Grape Day attendees toured Kurtural’s lab in the VERC facility where researchers Geoff Dervishian and Tiffany Gunduz discussed how the yield and quality parameters of grapes are analyzed for current studies of the effects of irrigation management and specific canopy-management practices with mechanized operations. The lab uses high-performance liquid chromatography (HPLC) equipment and a spectrophotometer to analyze multiple grape skin and seed chemical compounds and concentrations.
Petrucci Library upgrades, fundraising campaign
The V.E. Petrucci Library, a valuable source of current and historical grape and wine information, recently moved to a larger, remodeled space within the VERC facility to better serve students, faculty and the industry. The library is named for Vincent E. Petrucci, a founder of the viticulture and enology programs at Fresno State and a former faculty member who donated many materials in the libra ry.
The Petrucci Library is different among viticulture and enology libraries at U.S. universities in that it is embedded within the department’s academic facility rather than housed within the main campus library, as at most institutions. In addition, the library has its own full-time staff librarian.

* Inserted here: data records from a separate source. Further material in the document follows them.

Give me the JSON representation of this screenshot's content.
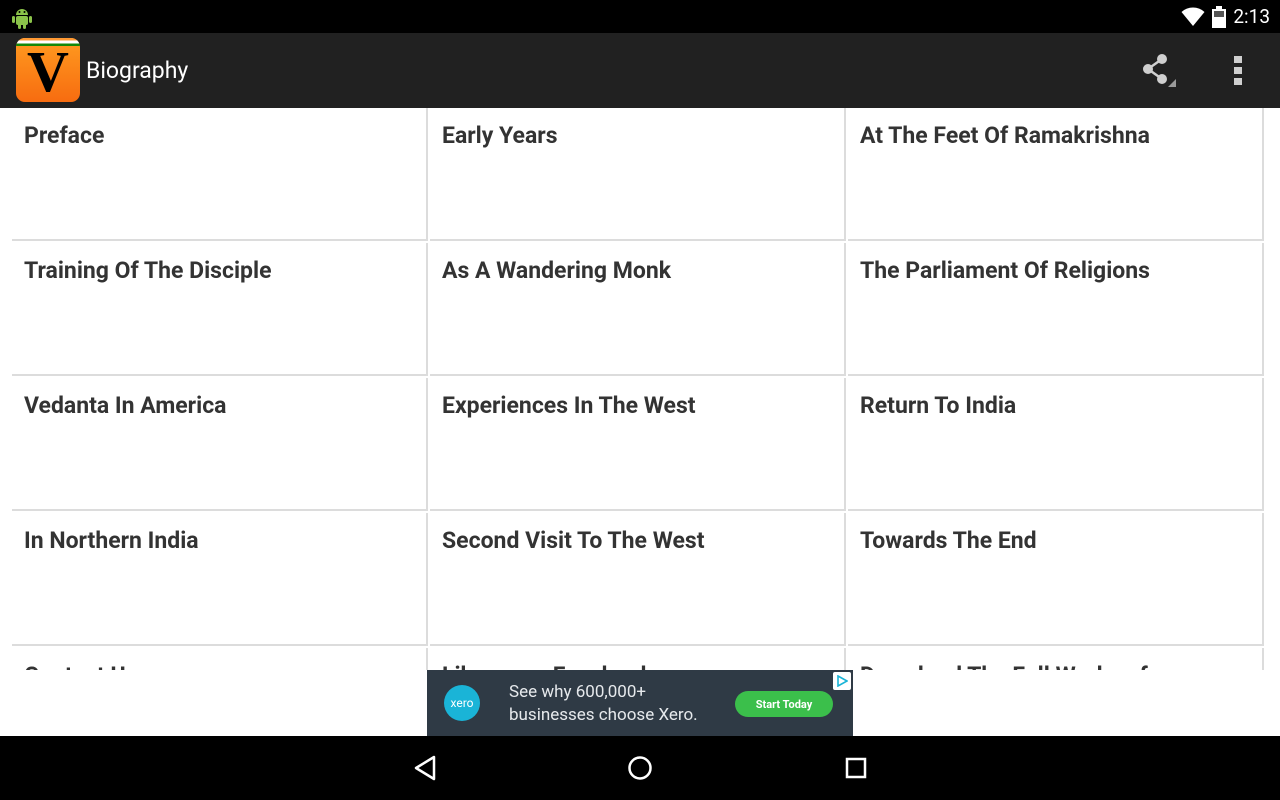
{
  "status_bar": {
    "time": "2:13",
    "icons": [
      "android-icon",
      "wifi-icon",
      "battery-icon"
    ]
  },
  "action_bar": {
    "app_icon_letter": "V",
    "title": "Biography",
    "share_icon": "share-icon",
    "overflow_icon": "overflow-menu-icon"
  },
  "chapters": [
    "Preface",
    "Early Years",
    "At The Feet Of Ramakrishna",
    "Training Of The Disciple",
    "As A Wandering Monk",
    "The Parliament Of Religions",
    "Vedanta In America",
    "Experiences In The West",
    "Return To India",
    "In Northern India",
    "Second Visit To The West",
    "Towards The End",
    "Contact Us",
    "Like us on Facebook",
    "Download The Full Works of"
  ],
  "ad": {
    "logo_text": "xero",
    "text": "See why 600,000+ businesses choose Xero.",
    "cta": "Start Today",
    "choices_icon": "ad-choices-icon"
  },
  "nav_bar": {
    "buttons": [
      "back-icon",
      "home-icon",
      "recents-icon"
    ]
  },
  "colors": {
    "status_bar": "#000000",
    "action_bar": "#212121",
    "grid_divider": "#dcdcdc",
    "cell_text": "#333333",
    "ad_background": "#2f3a45",
    "ad_cta": "#3bbf4b"
  }
}
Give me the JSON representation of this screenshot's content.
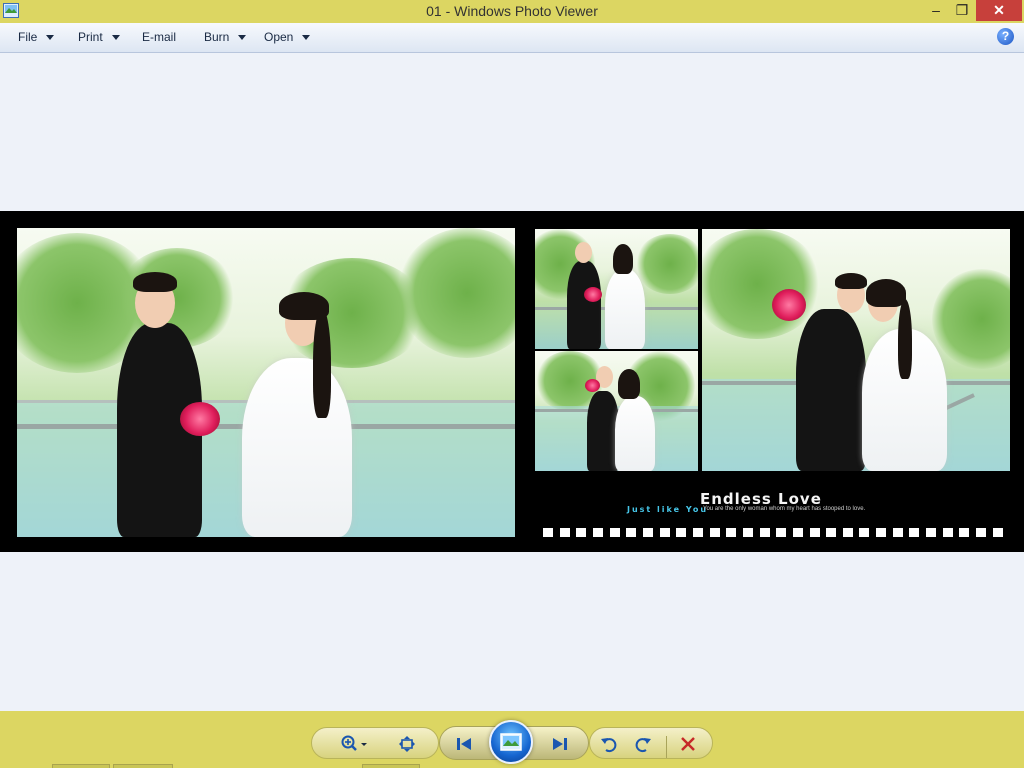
{
  "window": {
    "title": "01 - Windows Photo Viewer",
    "icon": "photo-viewer-icon",
    "controls": {
      "minimize": "–",
      "maximize": "❐",
      "close": "✕"
    },
    "titlebar_color": "#dcd662",
    "close_color": "#c7403b"
  },
  "menu": {
    "items": [
      {
        "label": "File",
        "dropdown": true
      },
      {
        "label": "Print",
        "dropdown": true
      },
      {
        "label": "E-mail",
        "dropdown": false
      },
      {
        "label": "Burn",
        "dropdown": true
      },
      {
        "label": "Open",
        "dropdown": true
      }
    ],
    "help": "?"
  },
  "photo": {
    "title_text": "Endless Love",
    "script_text": "Just like",
    "script_sub": "You",
    "tagline": "You are the only woman whom my heart has stooped to love."
  },
  "toolbar": {
    "icons": {
      "zoom": "zoom-icon",
      "fit": "actual-size-icon",
      "previous": "previous-icon",
      "slideshow": "slideshow-icon",
      "next": "next-icon",
      "rotate_left": "rotate-counterclockwise-icon",
      "rotate_right": "rotate-clockwise-icon",
      "delete": "delete-icon"
    },
    "toolbar_color": "#dcd662",
    "delete_color": "#c62828"
  }
}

Britt Foster, hired in 2012, holds a master of library and information science degree from the University of California, Los Angeles, and is a member of the American Library Association.
The library collection includes current and historic trade periodicals and scientific research journals, a collection of academic and research conference proceedings dating back to Petrucci’s attendance at conferences worldwide, a viticulture and enology book and textbook collection including historic books dating to the 1860s, and a collection of books about general agriculture and supporting sciences such as biochemistry, plant chemistry, soil science and microbiology.
Foster said, “The library is free and open to all, with industry and the general public invited to visit during open hours. Books and materials can be checked out by obtaining a community borrower’s card from the main campus Henry Madden Library.” Information about hours and collections resources is available online.
The library is supported by an endowment fund through the Viticulture and Enology Alumni Association. A yearlong fundraising campaign is in progress, started by former department chair Dr. Robert Wample, who has offered to match up to $40,000 in contributions made through Dec. 31, 2014. Foster said donations to date are near $20,000.